Find all the lines in the material below with the word "author", and copy them.

---

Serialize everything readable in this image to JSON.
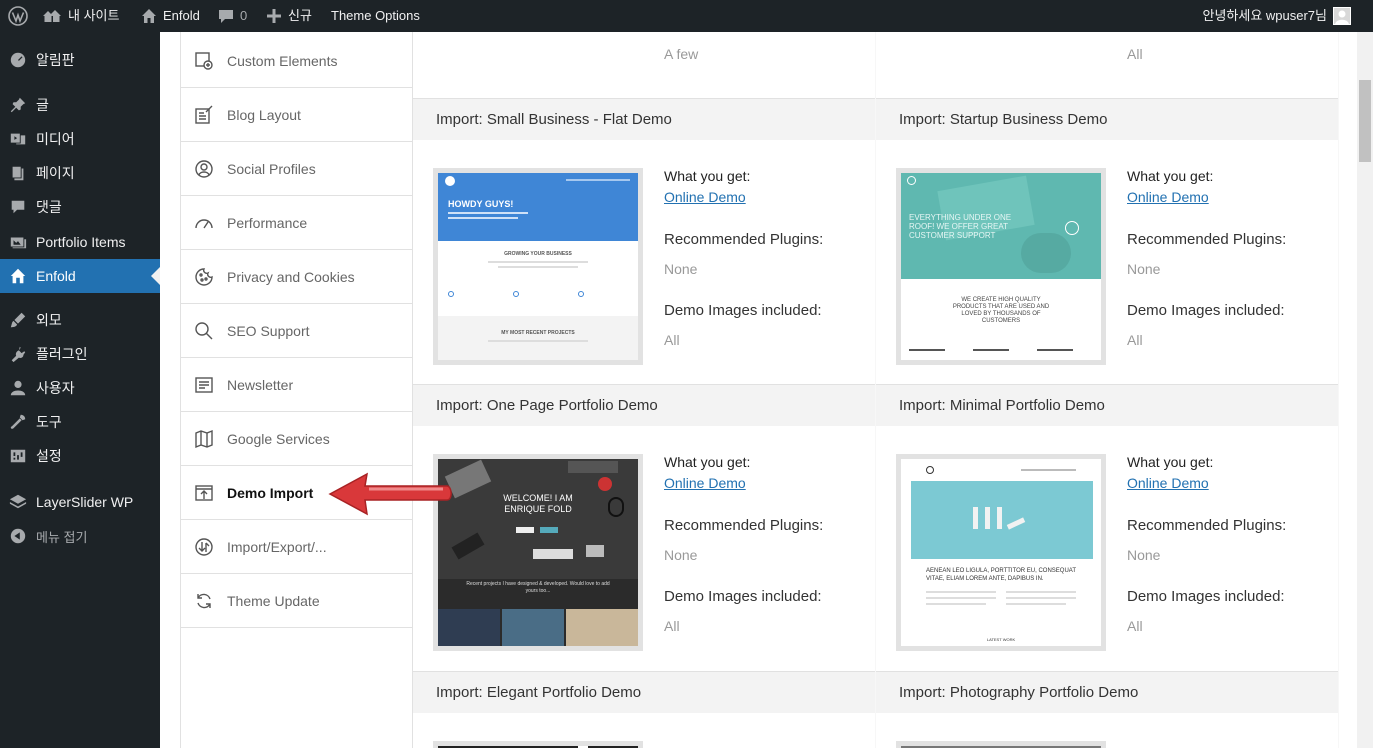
{
  "adminbar": {
    "site_name": "내 사이트",
    "theme_name": "Enfold",
    "comments_count": "0",
    "new_label": "신규",
    "theme_options": "Theme Options",
    "greeting": "안녕하세요 wpuser7님"
  },
  "sidebar": {
    "items": [
      {
        "label": "알림판",
        "icon": "dashboard-icon"
      },
      {
        "label": "글",
        "icon": "pin-icon"
      },
      {
        "label": "미디어",
        "icon": "media-icon"
      },
      {
        "label": "페이지",
        "icon": "page-icon"
      },
      {
        "label": "댓글",
        "icon": "comment-icon"
      },
      {
        "label": "Portfolio Items",
        "icon": "portfolio-icon"
      },
      {
        "label": "Enfold",
        "icon": "home-icon"
      },
      {
        "label": "외모",
        "icon": "brush-icon"
      },
      {
        "label": "플러그인",
        "icon": "plugin-icon"
      },
      {
        "label": "사용자",
        "icon": "user-icon"
      },
      {
        "label": "도구",
        "icon": "wrench-icon"
      },
      {
        "label": "설정",
        "icon": "settings-icon"
      },
      {
        "label": "LayerSlider WP",
        "icon": "layers-icon"
      },
      {
        "label": "메뉴 접기",
        "icon": "collapse-icon"
      }
    ]
  },
  "options_nav": {
    "items": [
      {
        "label": "Custom Elements"
      },
      {
        "label": "Blog Layout"
      },
      {
        "label": "Social Profiles"
      },
      {
        "label": "Performance"
      },
      {
        "label": "Privacy and Cookies"
      },
      {
        "label": "SEO Support"
      },
      {
        "label": "Newsletter"
      },
      {
        "label": "Google Services"
      },
      {
        "label": "Demo Import"
      },
      {
        "label": "Import/Export/..."
      },
      {
        "label": "Theme Update"
      }
    ]
  },
  "top_values": {
    "left": "A few",
    "right": "All"
  },
  "info_labels": {
    "what_you_get": "What you get:",
    "online_demo": "Online Demo",
    "plugins": "Recommended Plugins:",
    "images": "Demo Images included:"
  },
  "demos": [
    {
      "title": "Import: Small Business - Flat Demo",
      "plugins": "None",
      "images": "All",
      "thumb_text": {
        "hero": "HOWDY GUYS!",
        "sub": "GROWING YOUR BUSINESS",
        "footer": "MY MOST RECENT PROJECTS"
      }
    },
    {
      "title": "Import: Startup Business Demo",
      "plugins": "None",
      "images": "All",
      "thumb_text": {
        "hero": "EVERYTHING UNDER ONE ROOF! WE OFFER GREAT CUSTOMER SUPPORT",
        "sub": "WE CREATE HIGH QUALITY PRODUCTS THAT ARE USED AND LOVED BY THOUSANDS OF CUSTOMERS"
      }
    },
    {
      "title": "Import: One Page Portfolio Demo",
      "plugins": "None",
      "images": "All",
      "thumb_text": {
        "hero": "WELCOME! I AM ENRIQUE FOLD",
        "sub": "Recent projects I have designed & developed. Would love to add yours too..."
      }
    },
    {
      "title": "Import: Minimal Portfolio Demo",
      "plugins": "None",
      "images": "All",
      "thumb_text": {
        "hero": "AENEAN LEO LIGULA, PORTTITOR EU, CONSEQUAT VITAE, ELIAM LOREM ANTE, DAPIBUS IN.",
        "sub": "LATEST WORK"
      }
    },
    {
      "title": "Import: Elegant Portfolio Demo"
    },
    {
      "title": "Import: Photography Portfolio Demo"
    }
  ],
  "colors": {
    "admin_bg": "#1d2327",
    "active_blue": "#2271b1",
    "link": "#2271b1",
    "arrow_red": "#d9383a"
  }
}
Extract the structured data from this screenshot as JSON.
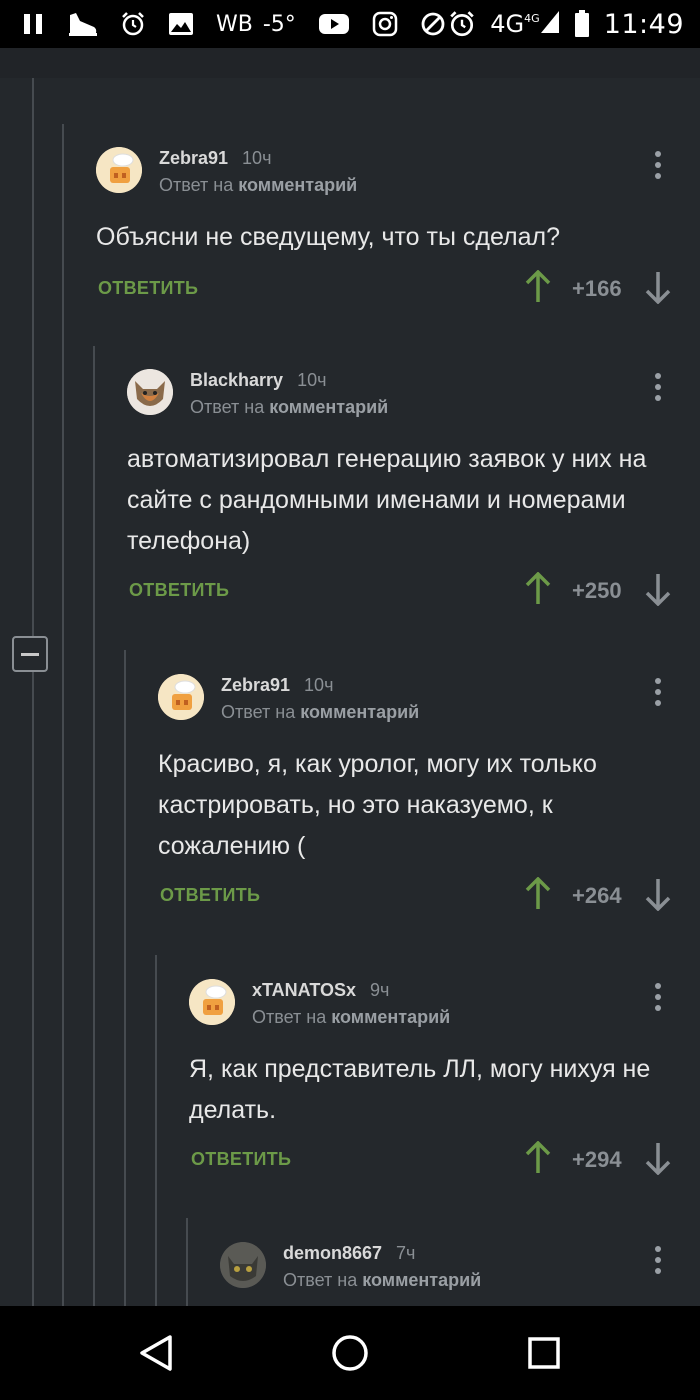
{
  "status_bar": {
    "icons": [
      "pause-icon",
      "shoe-icon",
      "alarm-icon",
      "image-icon",
      "wb-text",
      "temperature",
      "youtube-icon",
      "instagram-icon",
      "block-icon",
      "alarm-icon",
      "network-4g",
      "signal-icon",
      "battery-icon"
    ],
    "wb": "WB",
    "temperature": "-5°",
    "network": "4G",
    "network_small": "4G",
    "time": "11:49"
  },
  "comments": [
    {
      "author": "Zebra91",
      "time": "10ч",
      "reply_prefix": "Ответ на",
      "reply_link": "комментарий",
      "text": "Объясни не сведущему, что ты сделал?",
      "reply_label": "ОТВЕТИТЬ",
      "score": "+166",
      "avatar": "chef-avatar"
    },
    {
      "author": "Blackharry",
      "time": "10ч",
      "reply_prefix": "Ответ на",
      "reply_link": "комментарий",
      "text": "автоматизировал генерацию заявок у них на сайте с рандомными именами и номерами телефона)",
      "reply_label": "ОТВЕТИТЬ",
      "score": "+250",
      "avatar": "fox-avatar"
    },
    {
      "author": "Zebra91",
      "time": "10ч",
      "reply_prefix": "Ответ на",
      "reply_link": "комментарий",
      "text": "Красиво, я, как уролог, могу их только кастрировать, но это наказуемо, к сожалению (",
      "reply_label": "ОТВЕТИТЬ",
      "score": "+264",
      "avatar": "chef-avatar"
    },
    {
      "author": "xTANATOSx",
      "time": "9ч",
      "reply_prefix": "Ответ на",
      "reply_link": "комментарий",
      "text": "Я, как представитель ЛЛ, могу нихуя не делать.",
      "reply_label": "ОТВЕТИТЬ",
      "score": "+294",
      "avatar": "chef-avatar"
    },
    {
      "author": "demon8667",
      "time": "7ч",
      "reply_prefix": "Ответ на",
      "reply_link": "комментарий",
      "avatar": "cat-avatar"
    }
  ],
  "colors": {
    "background": "#24282c",
    "reply_green": "#6c9a48",
    "upvote_green": "#6c9a48",
    "muted": "#8a8f94"
  },
  "nav_bar": {
    "buttons": [
      "back-icon",
      "home-icon",
      "recents-icon"
    ]
  }
}
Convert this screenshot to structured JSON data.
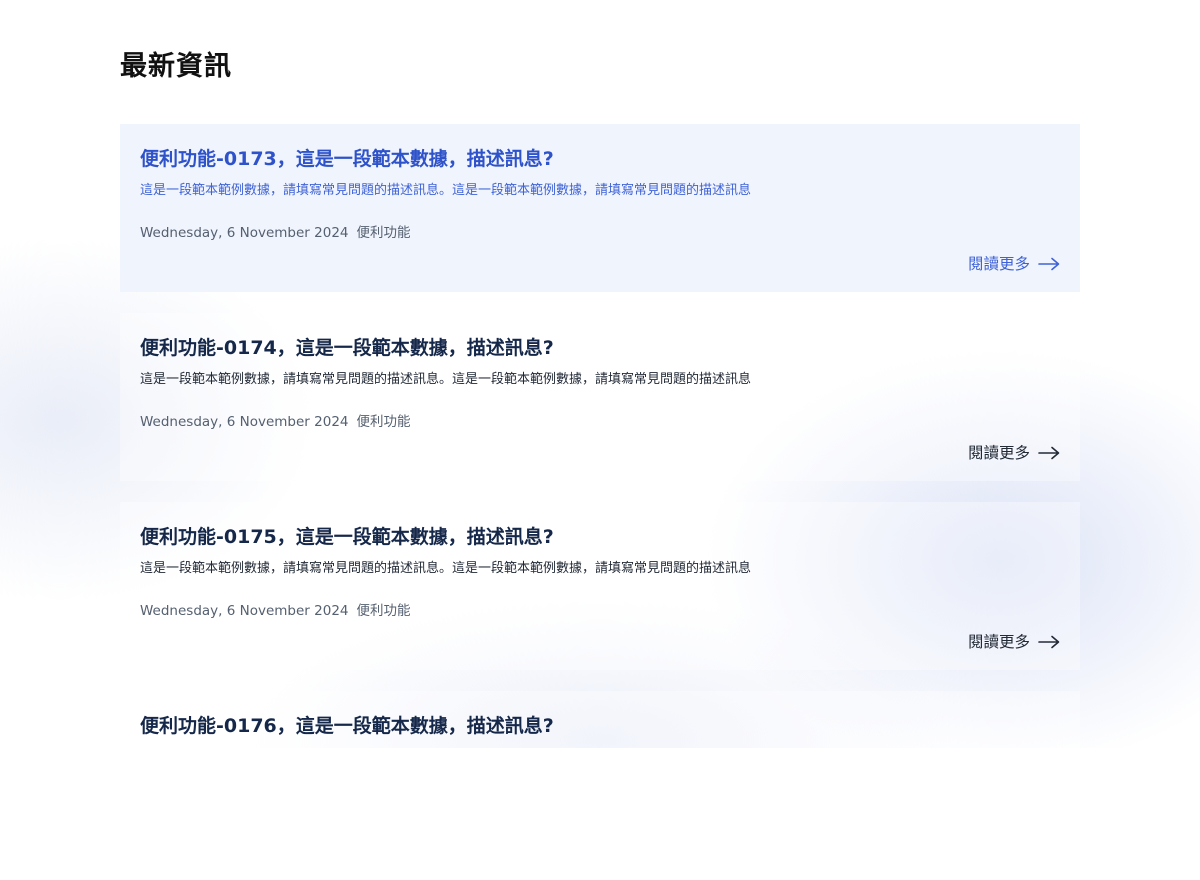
{
  "page": {
    "title": "最新資訊"
  },
  "news": {
    "read_more_label": "閱讀更多",
    "items": [
      {
        "title": "便利功能-0173，這是一段範本數據，描述訊息?",
        "description": "這是一段範本範例數據，請填寫常見問題的描述訊息。這是一段範本範例數據，請填寫常見問題的描述訊息",
        "date": "Wednesday, 6 November 2024",
        "category": "便利功能",
        "read_more": "閱讀更多"
      },
      {
        "title": "便利功能-0174，這是一段範本數據，描述訊息?",
        "description": "這是一段範本範例數據，請填寫常見問題的描述訊息。這是一段範本範例數據，請填寫常見問題的描述訊息",
        "date": "Wednesday, 6 November 2024",
        "category": "便利功能",
        "read_more": "閱讀更多"
      },
      {
        "title": "便利功能-0175，這是一段範本數據，描述訊息?",
        "description": "這是一段範本範例數據，請填寫常見問題的描述訊息。這是一段範本範例數據，請填寫常見問題的描述訊息",
        "date": "Wednesday, 6 November 2024",
        "category": "便利功能",
        "read_more": "閱讀更多"
      },
      {
        "title": "便利功能-0176，這是一段範本數據，描述訊息?",
        "description": "",
        "date": "",
        "category": "",
        "read_more": ""
      }
    ]
  },
  "colors": {
    "accent": "#2e52c9",
    "active_card_bg": "#f0f4fd",
    "title_dark": "#16284a",
    "meta_gray": "#556070"
  },
  "icons": {
    "read_more": "arrow-right-icon"
  }
}
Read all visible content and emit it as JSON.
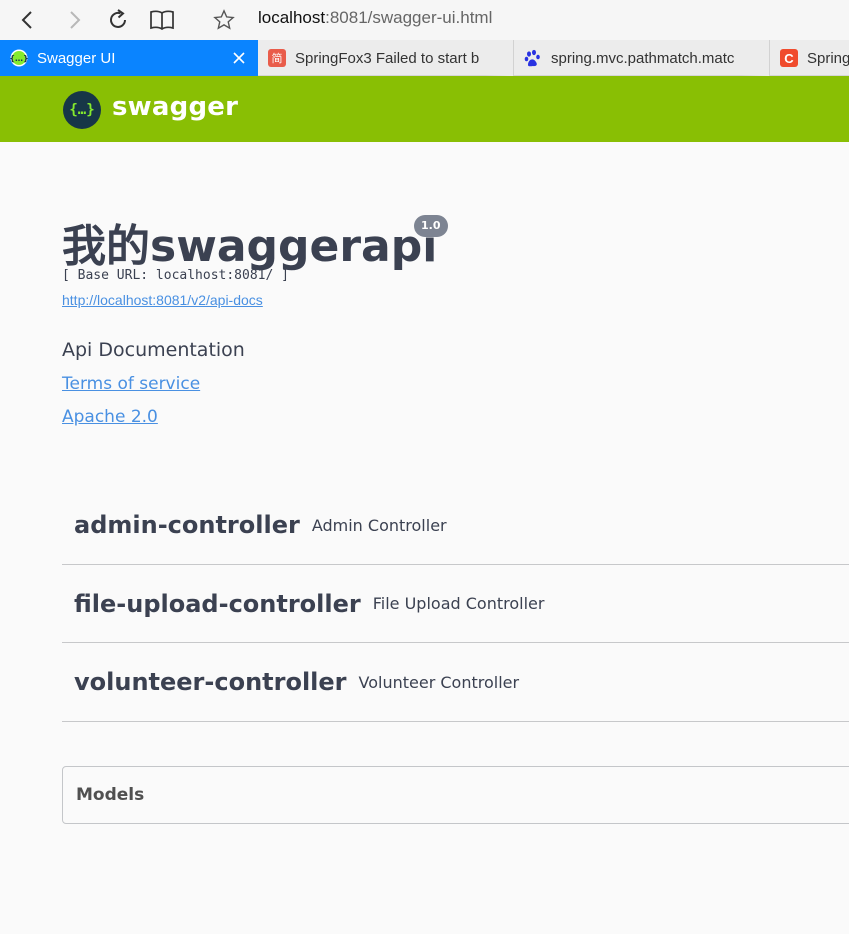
{
  "browser": {
    "url_host": "localhost",
    "url_rest": ":8081/swagger-ui.html",
    "tabs": [
      {
        "label": "Swagger UI",
        "favicon": "swagger-favicon",
        "active": true
      },
      {
        "label": "SpringFox3 Failed to start b",
        "favicon": "jianshu-favicon",
        "favicon_text": "简"
      },
      {
        "label": "spring.mvc.pathmatch.matc",
        "favicon": "baidu-favicon"
      },
      {
        "label": "Spring",
        "favicon": "csdn-favicon",
        "favicon_text": "C"
      }
    ]
  },
  "header": {
    "brand": "swagger"
  },
  "info": {
    "title": "我的swaggerapi",
    "version": "1.0",
    "base_url": "[ Base URL: localhost:8081/ ]",
    "spec_link": "http://localhost:8081/v2/api-docs",
    "description": "Api Documentation",
    "terms": "Terms of service",
    "license": "Apache 2.0"
  },
  "controllers": [
    {
      "name": "admin-controller",
      "description": "Admin Controller"
    },
    {
      "name": "file-upload-controller",
      "description": "File Upload Controller"
    },
    {
      "name": "volunteer-controller",
      "description": "Volunteer Controller"
    }
  ],
  "models": {
    "label": "Models"
  },
  "colors": {
    "header_bg": "#89bf04",
    "link": "#4990e2",
    "text": "#3b4151",
    "active_tab": "#0a84ff"
  }
}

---

* [YOUR SOLUTION]:
      "author": "Zebra91",
      "author": "Blackharry",
      "author": "Zebra91",
      "author": "xTANATOSx",
      "author": "demon8667",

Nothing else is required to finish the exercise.